A few years ago, I came into possession of a bunch of free DVDs, each one bearing a single episode from Attenborough's myriad documentaries. For The Tribal Eye, 'Crooked Beak Of Heaven' was chosen for inclusion in the set, and it was this episode which looked at the Haida and Kwakwaka'wakw, their customs and their art. Being a lifelong Attenborough fan, sitting through the lot of them end-to-end was no real chore, and I'd seen many of them before. That said, The Tribal Eye is one which had totally bypassed me. I wasn't at all familiar with indigenous American culture but I could listen to three hours of football scores so long as Attenborough was reading them, so I had no qualms about The Tribal Eye.
|Weathered and decayed Haida totem poles. Stills from The Tribal Eye - Crooked Beak of Heaven (© BBC)|
A common theme in Haida art is their representations of animals.

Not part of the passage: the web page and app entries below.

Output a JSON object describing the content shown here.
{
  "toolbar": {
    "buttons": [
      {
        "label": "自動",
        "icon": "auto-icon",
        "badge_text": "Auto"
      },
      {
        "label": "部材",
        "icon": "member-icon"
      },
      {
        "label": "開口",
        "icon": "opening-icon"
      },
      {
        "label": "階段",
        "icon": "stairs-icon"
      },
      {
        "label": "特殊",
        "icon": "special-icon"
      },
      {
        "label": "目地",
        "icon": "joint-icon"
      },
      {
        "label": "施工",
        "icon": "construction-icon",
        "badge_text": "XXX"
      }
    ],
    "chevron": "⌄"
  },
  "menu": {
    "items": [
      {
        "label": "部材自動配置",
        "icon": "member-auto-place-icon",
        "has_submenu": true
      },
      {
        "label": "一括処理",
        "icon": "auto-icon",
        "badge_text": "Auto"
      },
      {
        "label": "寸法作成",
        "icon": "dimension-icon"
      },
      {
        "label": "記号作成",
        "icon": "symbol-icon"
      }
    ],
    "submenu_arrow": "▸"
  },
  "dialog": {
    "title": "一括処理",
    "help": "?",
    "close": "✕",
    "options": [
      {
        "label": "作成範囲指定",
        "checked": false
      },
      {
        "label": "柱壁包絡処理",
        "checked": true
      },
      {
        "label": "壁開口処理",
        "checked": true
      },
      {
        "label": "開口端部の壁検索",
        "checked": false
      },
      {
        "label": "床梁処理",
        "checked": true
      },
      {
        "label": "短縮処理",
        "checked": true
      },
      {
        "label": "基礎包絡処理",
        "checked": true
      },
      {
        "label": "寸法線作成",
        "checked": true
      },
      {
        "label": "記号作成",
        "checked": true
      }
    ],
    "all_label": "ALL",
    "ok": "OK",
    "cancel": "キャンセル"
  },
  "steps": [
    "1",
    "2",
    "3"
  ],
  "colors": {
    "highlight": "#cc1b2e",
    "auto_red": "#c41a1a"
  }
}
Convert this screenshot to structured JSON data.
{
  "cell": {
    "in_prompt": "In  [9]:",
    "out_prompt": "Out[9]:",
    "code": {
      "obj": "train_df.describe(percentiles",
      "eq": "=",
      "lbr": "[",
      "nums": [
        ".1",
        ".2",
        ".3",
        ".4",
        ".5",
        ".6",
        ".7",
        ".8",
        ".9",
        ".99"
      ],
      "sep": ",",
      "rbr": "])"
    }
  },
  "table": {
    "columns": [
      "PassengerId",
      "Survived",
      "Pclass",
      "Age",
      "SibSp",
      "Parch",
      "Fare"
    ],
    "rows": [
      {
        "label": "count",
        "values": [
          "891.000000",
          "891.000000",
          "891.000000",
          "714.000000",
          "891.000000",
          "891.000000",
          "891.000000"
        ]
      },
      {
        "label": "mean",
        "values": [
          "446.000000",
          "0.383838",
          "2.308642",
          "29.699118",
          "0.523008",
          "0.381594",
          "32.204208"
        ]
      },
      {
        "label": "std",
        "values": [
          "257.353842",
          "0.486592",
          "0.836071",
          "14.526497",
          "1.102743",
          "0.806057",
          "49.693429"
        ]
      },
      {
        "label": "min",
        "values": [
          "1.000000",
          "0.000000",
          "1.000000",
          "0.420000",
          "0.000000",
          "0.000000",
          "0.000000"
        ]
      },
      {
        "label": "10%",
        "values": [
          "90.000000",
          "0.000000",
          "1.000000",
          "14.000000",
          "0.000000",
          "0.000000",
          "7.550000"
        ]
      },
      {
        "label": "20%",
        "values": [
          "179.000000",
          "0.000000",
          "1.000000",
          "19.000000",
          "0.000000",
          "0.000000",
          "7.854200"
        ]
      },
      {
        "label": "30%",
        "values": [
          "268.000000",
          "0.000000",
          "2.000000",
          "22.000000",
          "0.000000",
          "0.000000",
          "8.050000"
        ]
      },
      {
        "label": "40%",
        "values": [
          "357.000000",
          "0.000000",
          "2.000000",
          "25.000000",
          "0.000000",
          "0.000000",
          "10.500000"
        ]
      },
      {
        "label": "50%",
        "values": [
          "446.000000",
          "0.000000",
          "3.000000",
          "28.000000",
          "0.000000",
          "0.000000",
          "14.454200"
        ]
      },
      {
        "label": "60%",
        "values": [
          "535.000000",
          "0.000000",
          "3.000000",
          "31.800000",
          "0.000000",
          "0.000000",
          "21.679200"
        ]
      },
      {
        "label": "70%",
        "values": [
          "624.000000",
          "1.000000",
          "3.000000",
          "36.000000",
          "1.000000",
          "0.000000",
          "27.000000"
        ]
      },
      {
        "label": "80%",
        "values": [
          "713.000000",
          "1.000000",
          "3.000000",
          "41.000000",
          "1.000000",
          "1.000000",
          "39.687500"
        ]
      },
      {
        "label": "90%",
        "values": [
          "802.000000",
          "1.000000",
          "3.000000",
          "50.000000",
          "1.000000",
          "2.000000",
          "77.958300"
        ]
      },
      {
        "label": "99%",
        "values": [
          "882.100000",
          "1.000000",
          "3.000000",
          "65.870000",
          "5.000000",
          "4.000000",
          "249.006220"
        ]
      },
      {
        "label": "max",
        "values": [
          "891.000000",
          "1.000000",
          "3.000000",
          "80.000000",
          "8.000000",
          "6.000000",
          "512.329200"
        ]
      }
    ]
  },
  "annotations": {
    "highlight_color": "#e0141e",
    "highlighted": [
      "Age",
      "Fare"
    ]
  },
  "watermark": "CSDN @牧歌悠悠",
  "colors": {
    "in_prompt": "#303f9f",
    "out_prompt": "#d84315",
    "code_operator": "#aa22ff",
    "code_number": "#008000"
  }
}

Commonly encountered animals form the vast majority of the animals featured in their carvings and paintings and comprise orca, beluga whales, beavers, bears, frogs and birds. They appear on totem poles (see above), on textile screens and as ritualistic masks.
|The "Crooked Beak Of Heaven" as shown in this tribal ritual mask. Described as a 'cannibal bird', it holds a man's head in its jaws. (© BBC)|
|Generalised ichthyosaur, based on the Haida orca (© 2014 Gareth Monger)|
|An elasmosaur, looking 'all washed up'. I figured this is how most people would expect to see a plesiosaur. Cue comments about dorsoventral preservation. (© 2014 Gareth Monger)|
|An azhdarchid pterosaur. Dead. (© 2014 Gareth Monger)|
|Rebecca Groom, of PalaeoPlushies fame, expertly models an ichthyosaur. Note sneaky Natee product placement on sofa. (Used with permission.)|
That just leaves me to say thanks very much for all the page visits since I started this at the beginning of December, and for all the shares and comments, both on and off the blog. Happy New Year and I hope 2015 treats you well.